Meanwhile, things got a bit crazier when Nebula arrived on the planet, and Mandala called her a “friend.” Nebula then revealed that she planted a seed of her own inside the planet’s Cosmic Seed-infused soil…and out popped a suddenly resurrected Ronan the Accuser (Jonathan Adams). Wow… I was hoping that the show would resist bringing Ronan back to life. This episode also made more direct allusions to the Guardians of the Galaxy movie’s version of Ronan’s demise, including Quill’s dance-off.
In the present, Quill goaded the reverted Guardians into following him to Nebula’s location. And it has to be said that Quill’s childish taunts were really poorly written. They were every cliché, ever. Strangely, Ronan only recognized Gamora as his lieutenant and he attacked Nebula to reclaim his Universal Weapon. Amusingly, the reverted Drax refused to attack Ronan because he had no quarrel with him. He even advised Ronan that revenge was a waste of time!
But in short order, the Guardians were dumped in a crevice and Quill convinced them to work together to escape before it closed on them. At the same time, Ronan celebrated his new lease on life by dominating Mandala and making the planet go to Xandar, the home world of the Nova Corps. I swear, this dude has only one plan, and the episode is pretty shamelessly lifting it from the movie.
To save the day, Quill convinced Mandala to stop regressing his teammates. That led to one of the better Gamora vs. Nebula fights as Drax got his ass handed to him by Ronan.
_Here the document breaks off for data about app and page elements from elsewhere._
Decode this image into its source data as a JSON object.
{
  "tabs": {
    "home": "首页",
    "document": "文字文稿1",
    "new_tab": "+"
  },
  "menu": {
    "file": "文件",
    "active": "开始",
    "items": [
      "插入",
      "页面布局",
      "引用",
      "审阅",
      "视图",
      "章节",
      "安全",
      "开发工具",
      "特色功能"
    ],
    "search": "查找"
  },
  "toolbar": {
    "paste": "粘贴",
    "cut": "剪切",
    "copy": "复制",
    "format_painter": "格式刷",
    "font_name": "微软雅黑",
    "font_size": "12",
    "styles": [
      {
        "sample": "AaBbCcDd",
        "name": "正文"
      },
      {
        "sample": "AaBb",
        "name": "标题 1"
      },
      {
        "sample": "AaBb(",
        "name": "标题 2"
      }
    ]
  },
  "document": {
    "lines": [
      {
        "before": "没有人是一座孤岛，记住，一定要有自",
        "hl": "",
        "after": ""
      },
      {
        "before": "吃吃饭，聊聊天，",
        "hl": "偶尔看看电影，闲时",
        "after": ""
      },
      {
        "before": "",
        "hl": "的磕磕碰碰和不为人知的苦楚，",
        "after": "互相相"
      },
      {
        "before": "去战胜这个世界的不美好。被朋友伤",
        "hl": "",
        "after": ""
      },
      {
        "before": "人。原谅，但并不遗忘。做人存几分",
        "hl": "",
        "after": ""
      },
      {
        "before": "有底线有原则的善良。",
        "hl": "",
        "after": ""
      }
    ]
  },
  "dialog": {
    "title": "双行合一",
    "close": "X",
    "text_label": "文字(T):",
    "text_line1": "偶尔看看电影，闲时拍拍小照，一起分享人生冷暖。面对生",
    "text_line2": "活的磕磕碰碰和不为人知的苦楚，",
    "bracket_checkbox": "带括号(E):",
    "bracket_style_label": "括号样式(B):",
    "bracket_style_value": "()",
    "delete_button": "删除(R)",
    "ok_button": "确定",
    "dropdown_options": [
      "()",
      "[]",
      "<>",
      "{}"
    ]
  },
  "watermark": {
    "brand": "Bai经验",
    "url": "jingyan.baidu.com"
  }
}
With an assist from Quill and Groot, Mandala managed to break free of Ronan’s control and throw Ronan and Nebula off of the planet.
In the aftermath of once again preventing the destruction of Xandar, Drax was upset that Ronan was among the living. But Rocket noted that Drax can destroy him again. Mandala also told the team that it wants to protect, and Quill named it an honorary Guardian. So…it’s a Marvel take on DC’s Mogo and not Ego?
Back on the Milano, Quill had the Guardians set him up for a slingshot into space for fun, and the rest of the team embraced his immaturity and car games…except Rocket. Not a great ending, or even a great episode. But the pacing was actually really good. The episode moved so quickly that it never had time to become boring.
However, the writing choices on this series continue to be suspect. It’s entirely possible to aim an animated series at children without treating them like they’re idiots. Through ten episodes, Marvel’s Guardians of the Galaxy has shown no aspirations of higher quality. And the show can’t blame Mandala for the childish tone that it has taken on.
What did you think about this week’s Guardians of the Galaxy? Let us know in the comments section below!
Image Credits: Marvel TV/Disney XD